:: ENTRIES PROVIDED ::

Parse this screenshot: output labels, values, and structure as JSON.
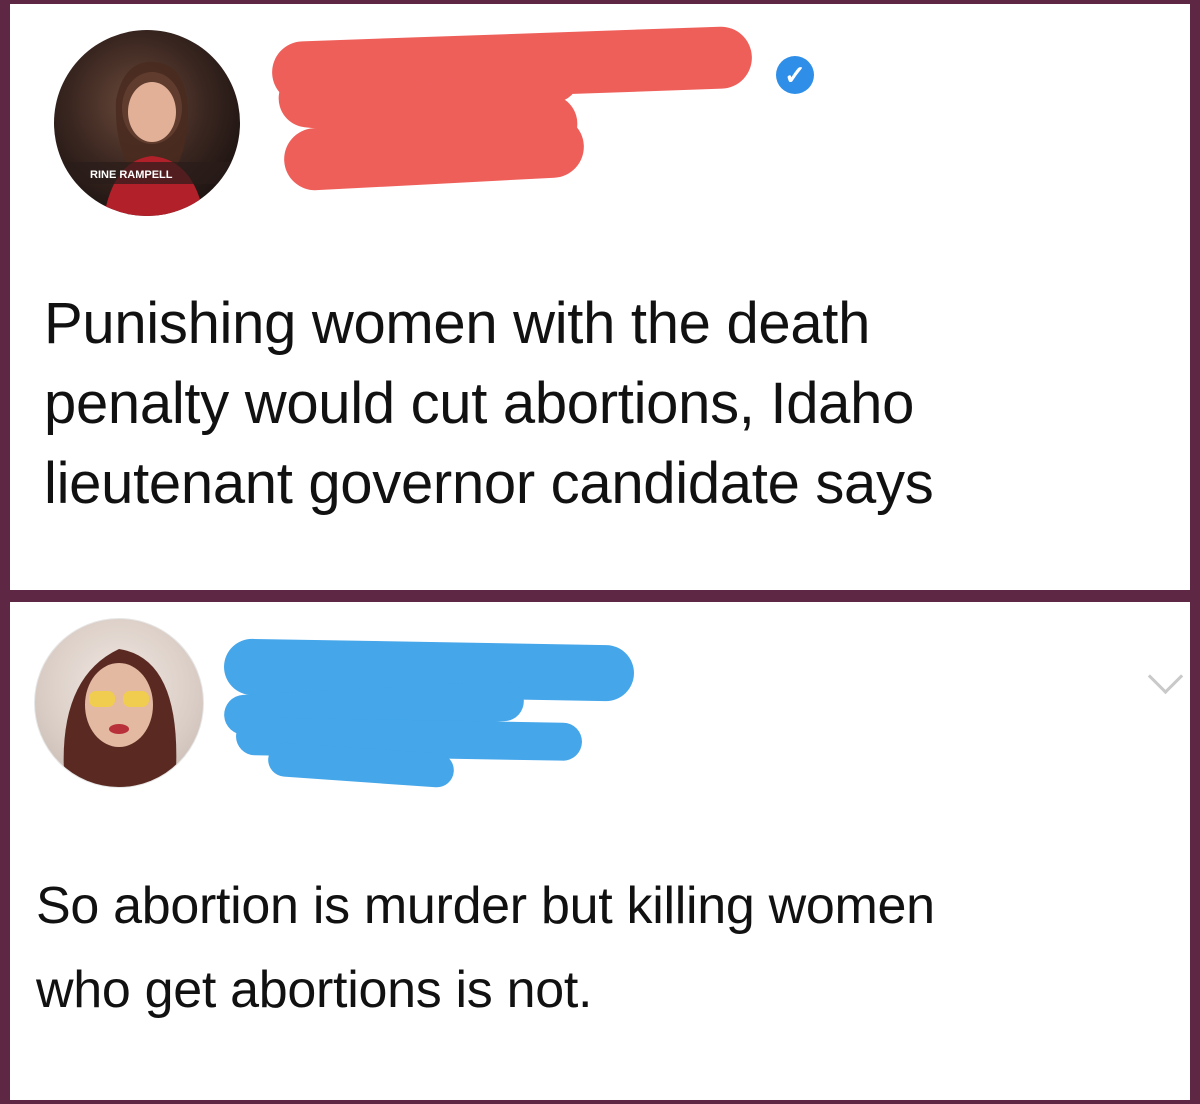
{
  "tweet_1": {
    "avatar_caption": "RINE RAMPELL",
    "text": "Punishing women with the death\npenalty would cut abortions, Idaho\nlieutenant governor candidate says"
  },
  "tweet_2": {
    "text": "So abortion is murder but killing women\nwho get abortions is not."
  },
  "colors": {
    "frame": "#5e2845",
    "redact_top": "#ef5f5a",
    "redact_bottom": "#45a6ea",
    "verified": "#2f8fe8"
  },
  "icons": {
    "verified_badge": "✓"
  }
}
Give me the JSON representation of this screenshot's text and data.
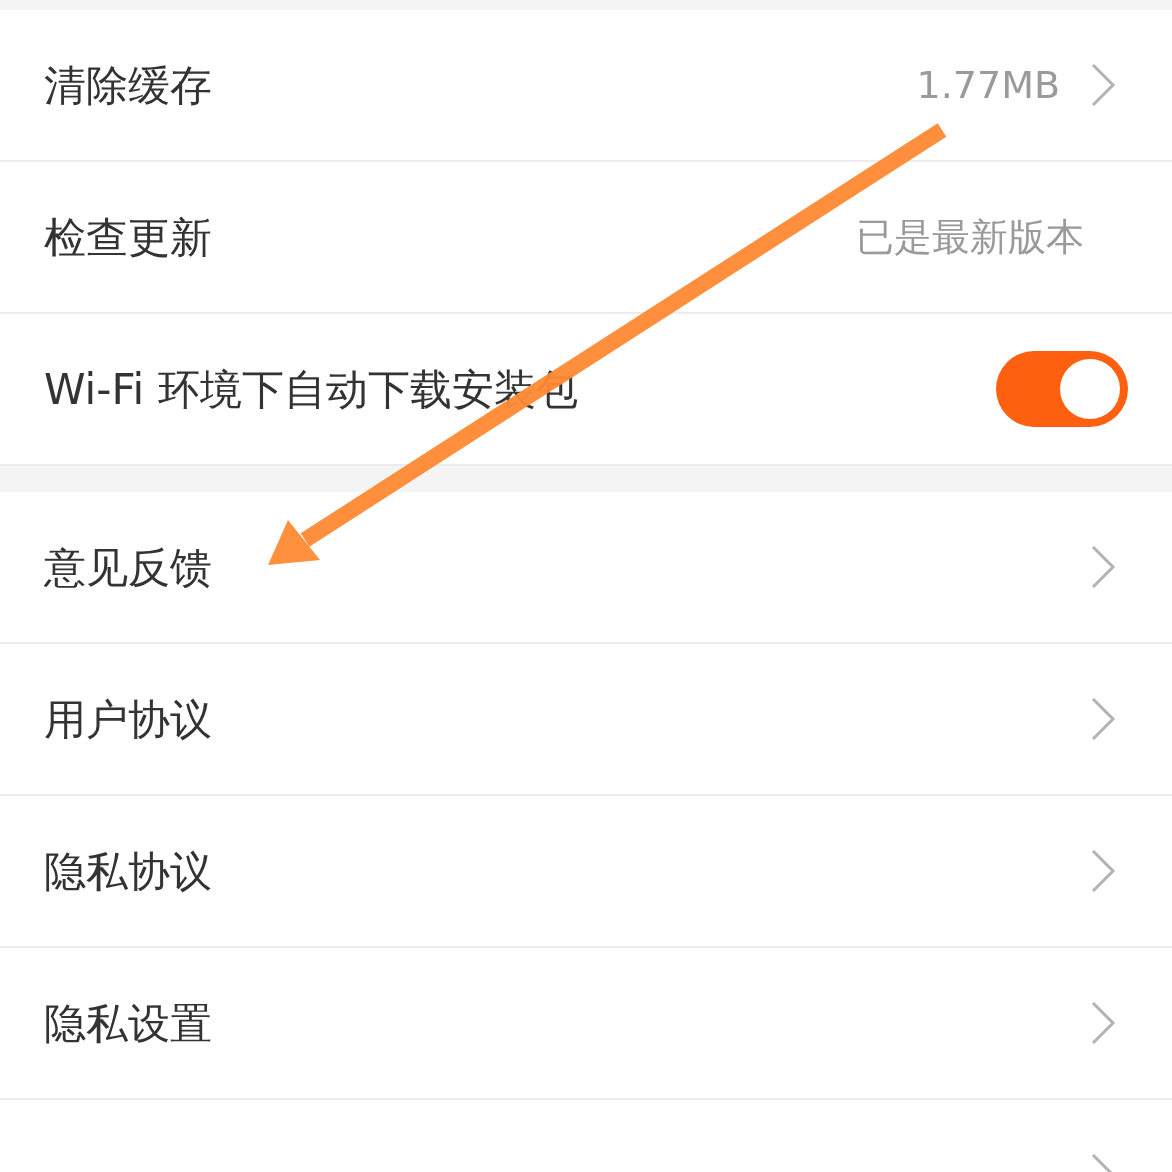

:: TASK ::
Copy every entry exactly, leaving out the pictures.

:: ANSWER SPACE ::
Parse this screenshot: output labels, values, and structure as JSON.
{
  "tweet_1": {
    "avatar_caption": "RINE RAMPELL",
    "text": "Punishing women with the death\npenalty would cut abortions, Idaho\nlieutenant governor candidate says"
  },
  "tweet_2": {
    "text": "So abortion is murder but killing women\nwho get abortions is not."
  },
  "colors": {
    "frame": "#5e2845",
    "redact_top": "#ef5f5a",
    "redact_bottom": "#45a6ea",
    "verified": "#2f8fe8"
  },
  "icons": {
    "verified_badge": "✓"
  }
}
Give me the JSON representation of this screenshot's text and data.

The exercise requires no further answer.